(Reuters Health) – An abdominal breathing exercise that’s supposed to help women with prolapsed uterus or a type of urinary incontinence has been taught for more than 30 years, but so far there’s little evidence showing it works, researchers say.

Just two studies have tested the effectiveness of adding the hypopressive abdominal technique (AHT) to another physical therapy regimen, and neither experiment found any added benefit, according to the authors of a “discussion” in the British Journal of Sports Medicine.

“Many physical therapists act as gurus and make a fortune on giving courses. Today we have a totally different background, and all should have some scientific background . . . to be able to ask important questions,” coauthor of the discussion Kari Bo, of the Norwegian School of Sports Science in Oslo, told Reuters Health in an email.

Without adequate evidence, clinicians shouldn’t be prescribing the AHT technique over and above traditional pelvic floor muscle training, Bo and his coauthor Saul Martin-Rodriguez of the COLEF physical education training school in Las Palmas de Gran Canaria, Spain, conclude.

The hypopressive abdominal technique emphasizes breathing and attention to posture, they write. The goal is to activate pelvic floor muscles as well as a major muscle of the stomach called the transverse abdominis. Clinicians behind the technique theorize that this decreases overall abdominal pressure, which should help reduce what’s known as stress urinary incontinence as well as pelvic organ prolapse.

But it’s possible this exercise could worsen certain conditions, especially those involving overactive pelvic pain, according to Amy Stein, who wasn’t involved in the study.

“For overactive pelvic pain, you should be relaxing the pelvic floor, but AHT is saying to engage the pelvic floor,” said Stein, founder of Beyond Basics Physical Therapy in New York and president of the International Pelvic Pain Society.

“In overactive patients, the muscles are already shortened and this would further shorten them. In fact, if you engage the pelvic floor too much, this could lead to further pelvic floor dysfunctions such as an underactive pelvis, back issues and abdominal pain,” Stein told Reuters Health in a phone interview.

Pelvic floor muscle training does include some pelvic floor contraction. But the relaxation phase of the exercise is equally important, she noted.

The abdominal hypopressive technique, first developed in the 1980s, remains widely used across Europe, Canada and South America, and is gaining popularity in the U.S. – mainly because of its strong social media presence designed to attract practitioners to pursue “AHT certification,” Bo said.

In the end, the responsibility falls on the individual practitioner to stay current with the scientific literature in order to provide the best possible treatment for their patients, he said. Hype, theory or a strong marketing campaign is not considered an appropriate rationale for prescribing treatment.

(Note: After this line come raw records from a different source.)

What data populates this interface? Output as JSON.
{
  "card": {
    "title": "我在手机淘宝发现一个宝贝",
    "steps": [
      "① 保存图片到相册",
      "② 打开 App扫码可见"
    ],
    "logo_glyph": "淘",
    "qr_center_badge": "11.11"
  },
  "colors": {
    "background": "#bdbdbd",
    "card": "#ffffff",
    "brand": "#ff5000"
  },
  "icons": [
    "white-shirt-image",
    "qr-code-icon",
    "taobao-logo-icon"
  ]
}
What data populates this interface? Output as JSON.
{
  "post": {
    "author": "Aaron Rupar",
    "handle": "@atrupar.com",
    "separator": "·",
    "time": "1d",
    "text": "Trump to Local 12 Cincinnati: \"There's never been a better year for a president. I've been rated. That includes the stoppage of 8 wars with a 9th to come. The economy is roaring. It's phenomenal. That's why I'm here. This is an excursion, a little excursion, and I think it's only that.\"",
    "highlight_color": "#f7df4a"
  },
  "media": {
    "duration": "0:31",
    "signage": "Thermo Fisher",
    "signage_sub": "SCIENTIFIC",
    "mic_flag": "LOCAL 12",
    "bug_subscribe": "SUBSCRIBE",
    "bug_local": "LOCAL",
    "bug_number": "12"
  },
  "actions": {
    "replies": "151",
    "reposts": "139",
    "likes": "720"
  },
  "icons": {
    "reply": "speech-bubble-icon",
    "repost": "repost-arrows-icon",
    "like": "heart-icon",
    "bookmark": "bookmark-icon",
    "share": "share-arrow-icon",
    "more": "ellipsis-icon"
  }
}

“There is strong evidence that pelvic floor muscle training is effective in both stress urinary incontinence and pelvic organ prolapse. We must anticipate that clinicians are updated on these studies and follow protocols that have shown effects are based on a biological rationale and, in addition, years of clinical experience,” Bo added.

“Clinicians who are not up to date and who prescribe non-evidence (based) treatments are violating the responsibility they have to their patients,” Martin-Rodriguez said by email.

[Source: Reuters Health]